Q: If the treatment is so effective and affordable, why aren’t more insurance companies covering it?
A: This Powerpoint presentation, given by the nation’s leading transplant advisory consulting firm for health plans, speaks volumes and will have you throwing your computer at the wall. Because of the way benefit coverage is written, insurance companies can get away with denying patients without penalty, and they know it. The presentation highlights how “Benefit language is KING” and that exclusions are bountiful and apply “even if Experimental or Investigational Services or Unproven Services, treatments, devices or pharmacological regimens are the only available treatment options for your condition.” And because most patients with autoimmune disease are not expected to die within 12 months, those diseases are “generally not considered to be a life threatening condition for the purpose of applying life threatening language.”
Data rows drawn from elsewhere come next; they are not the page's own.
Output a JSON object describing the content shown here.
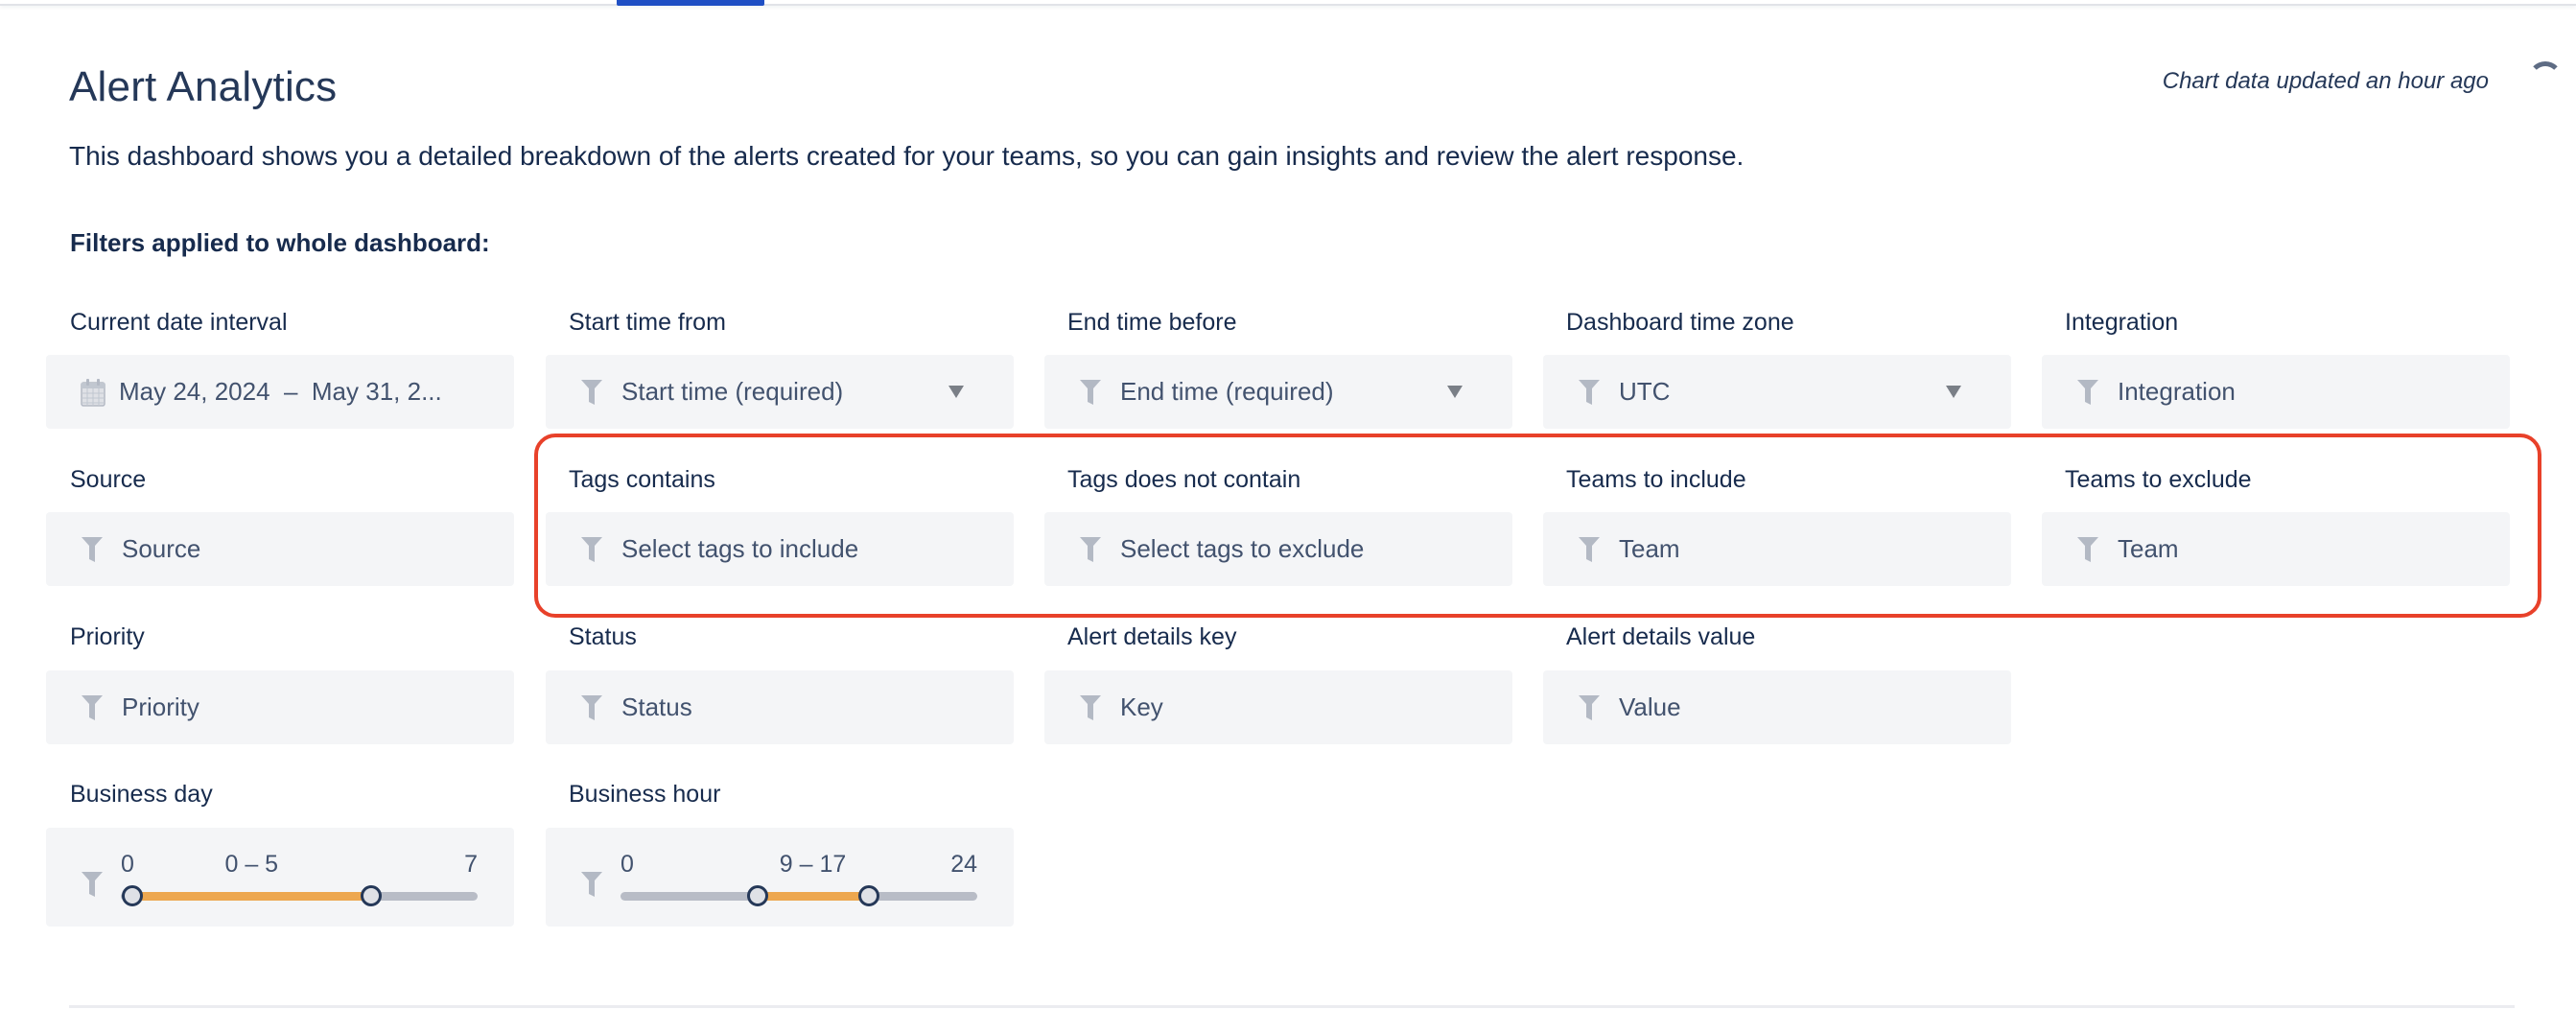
{
  "page": {
    "title": "Alert Analytics",
    "updated_text": "Chart data updated an hour ago",
    "description": "This dashboard shows you a detailed breakdown of the alerts created for your teams, so you can gain insights and review the alert response.",
    "filters_heading": "Filters applied to whole dashboard:"
  },
  "colors": {
    "accent": "#1f4fc4",
    "highlight": "#e8412a",
    "slider_fill": "#eda74f",
    "field_bg": "#f4f5f7"
  },
  "filters": {
    "date_interval": {
      "label": "Current date interval",
      "value": "May 24, 2024  –  May 31, 2...",
      "icon": "calendar-icon"
    },
    "start_time": {
      "label": "Start time from",
      "value": "Start time (required)",
      "icon": "filter-icon",
      "dropdown": true
    },
    "end_time": {
      "label": "End time before",
      "value": "End time (required)",
      "icon": "filter-icon",
      "dropdown": true
    },
    "time_zone": {
      "label": "Dashboard time zone",
      "value": "UTC",
      "icon": "filter-icon",
      "dropdown": true
    },
    "integration": {
      "label": "Integration",
      "value": "Integration",
      "icon": "filter-icon"
    },
    "source": {
      "label": "Source",
      "value": "Source",
      "icon": "filter-icon"
    },
    "tags_contains": {
      "label": "Tags contains",
      "value": "Select tags to include",
      "icon": "filter-icon"
    },
    "tags_not_contain": {
      "label": "Tags does not contain",
      "value": "Select tags to exclude",
      "icon": "filter-icon"
    },
    "teams_include": {
      "label": "Teams to include",
      "value": "Team",
      "icon": "filter-icon"
    },
    "teams_exclude": {
      "label": "Teams to exclude",
      "value": "Team",
      "icon": "filter-icon"
    },
    "priority": {
      "label": "Priority",
      "value": "Priority",
      "icon": "filter-icon"
    },
    "status": {
      "label": "Status",
      "value": "Status",
      "icon": "filter-icon"
    },
    "details_key": {
      "label": "Alert details key",
      "value": "Key",
      "icon": "filter-icon"
    },
    "details_value": {
      "label": "Alert details value",
      "value": "Value",
      "icon": "filter-icon"
    },
    "business_day": {
      "label": "Business day",
      "min": 0,
      "max": 7,
      "low": 0,
      "high": 5,
      "min_label": "0",
      "max_label": "7",
      "range_label": "0 – 5"
    },
    "business_hour": {
      "label": "Business hour",
      "min": 0,
      "max": 24,
      "low": 9,
      "high": 17,
      "min_label": "0",
      "max_label": "24",
      "range_label": "9 – 17"
    }
  }
}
Q: This is outrageous.
A: It gets worse. At the presentation’s conclusion, it is acknowledged that there is an “obstacle” in excluding all cases that don’t cross every t and dot every i in the benefit language, citing stem cell transplantation for aggressive MS, which would “support a benefit exception, as a cost effective intervention, and also add hope that this employee will become functional again.” Since all HSCT clinical trials for MS require patients with active and aggressive disease, it would stand to argue that all current trials should be covered.
Q: But what about all the existing research that is so positive?
A: They are blatantly ignored. Case in point: UnitedHealth Group is the largest single health carrier in the US. And their specific transplant recommendations, all recommending denial, cite woefully dated research. As an example, their recommendations in 2009 cited no study more recent than 2003 for MS, despite dozens of studies being published in the interim, many by the exact same doctors they cite in older studies to justify denial (leaders in the field such as Nash, Burt, Fassass, etc.).
Q: Because there is such little support from the insurance industry, are there any trials patients can participate in, even if they have to self-pay?
Q: Where can I get more information on autologous stem cell transplantation for multiple sclerosis and more information about your experience?
A: There is information in the ActiveMSers forum under Dave’s SCT Journey. Popular MS blogger Marc Stecker, aka Wheelchair Kamikaze, recently posted about this treatment as well, and his description and analysis is quite accurate.
Q: What’s next?
A: A book maybe, Operation Overturn: A Memoir. Or a block-buster movie starring very handsome people playing the protagonist and his wife. I do look forward to spending more time on ActiveMSers.org. And if you got down this far, thank you for reading and for caring.